• _Records provided_:
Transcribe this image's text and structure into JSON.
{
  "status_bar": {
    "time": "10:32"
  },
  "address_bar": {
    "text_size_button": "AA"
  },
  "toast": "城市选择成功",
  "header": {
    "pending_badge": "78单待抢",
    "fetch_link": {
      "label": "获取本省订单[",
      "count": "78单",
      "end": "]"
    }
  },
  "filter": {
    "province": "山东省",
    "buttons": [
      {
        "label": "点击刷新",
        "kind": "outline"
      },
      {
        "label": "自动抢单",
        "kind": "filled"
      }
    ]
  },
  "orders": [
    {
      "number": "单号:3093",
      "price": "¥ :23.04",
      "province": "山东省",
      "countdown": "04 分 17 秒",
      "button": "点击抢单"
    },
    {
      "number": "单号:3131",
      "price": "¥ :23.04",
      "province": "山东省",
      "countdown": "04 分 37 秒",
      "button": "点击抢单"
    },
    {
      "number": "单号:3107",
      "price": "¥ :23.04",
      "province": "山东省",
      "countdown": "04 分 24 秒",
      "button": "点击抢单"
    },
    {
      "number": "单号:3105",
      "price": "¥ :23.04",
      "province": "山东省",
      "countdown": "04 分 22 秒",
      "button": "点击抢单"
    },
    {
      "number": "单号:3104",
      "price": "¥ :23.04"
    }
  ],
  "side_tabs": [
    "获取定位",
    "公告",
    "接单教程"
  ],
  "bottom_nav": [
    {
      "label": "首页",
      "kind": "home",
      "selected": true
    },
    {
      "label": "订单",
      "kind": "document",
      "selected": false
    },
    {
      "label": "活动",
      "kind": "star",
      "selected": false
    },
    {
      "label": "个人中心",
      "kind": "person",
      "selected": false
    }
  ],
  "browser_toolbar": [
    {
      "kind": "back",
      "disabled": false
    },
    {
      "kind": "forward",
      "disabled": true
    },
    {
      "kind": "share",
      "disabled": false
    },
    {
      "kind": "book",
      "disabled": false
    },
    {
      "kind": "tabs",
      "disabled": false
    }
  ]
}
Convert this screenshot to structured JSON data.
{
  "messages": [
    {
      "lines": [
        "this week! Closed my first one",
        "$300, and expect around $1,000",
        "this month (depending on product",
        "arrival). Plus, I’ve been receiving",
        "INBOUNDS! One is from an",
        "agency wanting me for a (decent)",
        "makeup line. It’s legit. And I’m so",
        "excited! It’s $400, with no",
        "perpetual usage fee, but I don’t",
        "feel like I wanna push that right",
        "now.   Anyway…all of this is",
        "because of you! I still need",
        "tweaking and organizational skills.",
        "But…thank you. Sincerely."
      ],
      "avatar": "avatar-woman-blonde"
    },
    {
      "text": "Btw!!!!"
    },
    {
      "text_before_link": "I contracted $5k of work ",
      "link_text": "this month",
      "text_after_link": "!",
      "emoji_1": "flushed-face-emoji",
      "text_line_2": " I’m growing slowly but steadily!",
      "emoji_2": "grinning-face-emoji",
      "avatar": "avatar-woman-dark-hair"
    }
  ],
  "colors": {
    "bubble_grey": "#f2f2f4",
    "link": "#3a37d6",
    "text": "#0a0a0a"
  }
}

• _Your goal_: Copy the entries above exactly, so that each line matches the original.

• _Solution for this task_:
Transcribe this image's text and structure into JSON.
{
  "status_bar": {
    "time": "10:32"
  },
  "address_bar": {
    "text_size_button": "AA"
  },
  "toast": "城市选择成功",
  "header": {
    "pending_badge": "78单待抢",
    "fetch_link": {
      "label": "获取本省订单[",
      "count": "78单",
      "end": "]"
    }
  },
  "filter": {
    "province": "山东省",
    "buttons": [
      {
        "label": "点击刷新",
        "kind": "outline"
      },
      {
        "label": "自动抢单",
        "kind": "filled"
      }
    ]
  },
  "orders": [
    {
      "number": "单号:3093",
      "price": "¥ :23.04",
      "province": "山东省",
      "countdown": "04 分 17 秒",
      "button": "点击抢单"
    },
    {
      "number": "单号:3131",
      "price": "¥ :23.04",
      "province": "山东省",
      "countdown": "04 分 37 秒",
      "button": "点击抢单"
    },
    {
      "number": "单号:3107",
      "price": "¥ :23.04",
      "province": "山东省",
      "countdown": "04 分 24 秒",
      "button": "点击抢单"
    },
    {
      "number": "单号:3105",
      "price": "¥ :23.04",
      "province": "山东省",
      "countdown": "04 分 22 秒",
      "button": "点击抢单"
    },
    {
      "number": "单号:3104",
      "price": "¥ :23.04"
    }
  ],
  "side_tabs": [
    "获取定位",
    "公告",
    "接单教程"
  ],
  "bottom_nav": [
    {
      "label": "首页",
      "kind": "home",
      "selected": true
    },
    {
      "label": "订单",
      "kind": "document",
      "selected": false
    },
    {
      "label": "活动",
      "kind": "star",
      "selected": false
    },
    {
      "label": "个人中心",
      "kind": "person",
      "selected": false
    }
  ],
  "browser_toolbar": [
    {
      "kind": "back",
      "disabled": false
    },
    {
      "kind": "forward",
      "disabled": true
    },
    {
      "kind": "share",
      "disabled": false
    },
    {
      "kind": "book",
      "disabled": false
    },
    {
      "kind": "tabs",
      "disabled": false
    }
  ]
}
Convert this screenshot to structured JSON data.
{
  "messages": [
    {
      "lines": [
        "this week! Closed my first one",
        "$300, and expect around $1,000",
        "this month (depending on product",
        "arrival). Plus, I’ve been receiving",
        "INBOUNDS! One is from an",
        "agency wanting me for a (decent)",
        "makeup line. It’s legit. And I’m so",
        "excited! It’s $400, with no",
        "perpetual usage fee, but I don’t",
        "feel like I wanna push that right",
        "now.   Anyway…all of this is",
        "because of you! I still need",
        "tweaking and organizational skills.",
        "But…thank you. Sincerely."
      ],
      "avatar": "avatar-woman-blonde"
    },
    {
      "text": "Btw!!!!"
    },
    {
      "text_before_link": "I contracted $5k of work ",
      "link_text": "this month",
      "text_after_link": "!",
      "emoji_1": "flushed-face-emoji",
      "text_line_2": " I’m growing slowly but steadily!",
      "emoji_2": "grinning-face-emoji",
      "avatar": "avatar-woman-dark-hair"
    }
  ],
  "colors": {
    "bubble_grey": "#f2f2f4",
    "link": "#3a37d6",
    "text": "#0a0a0a"
  }
}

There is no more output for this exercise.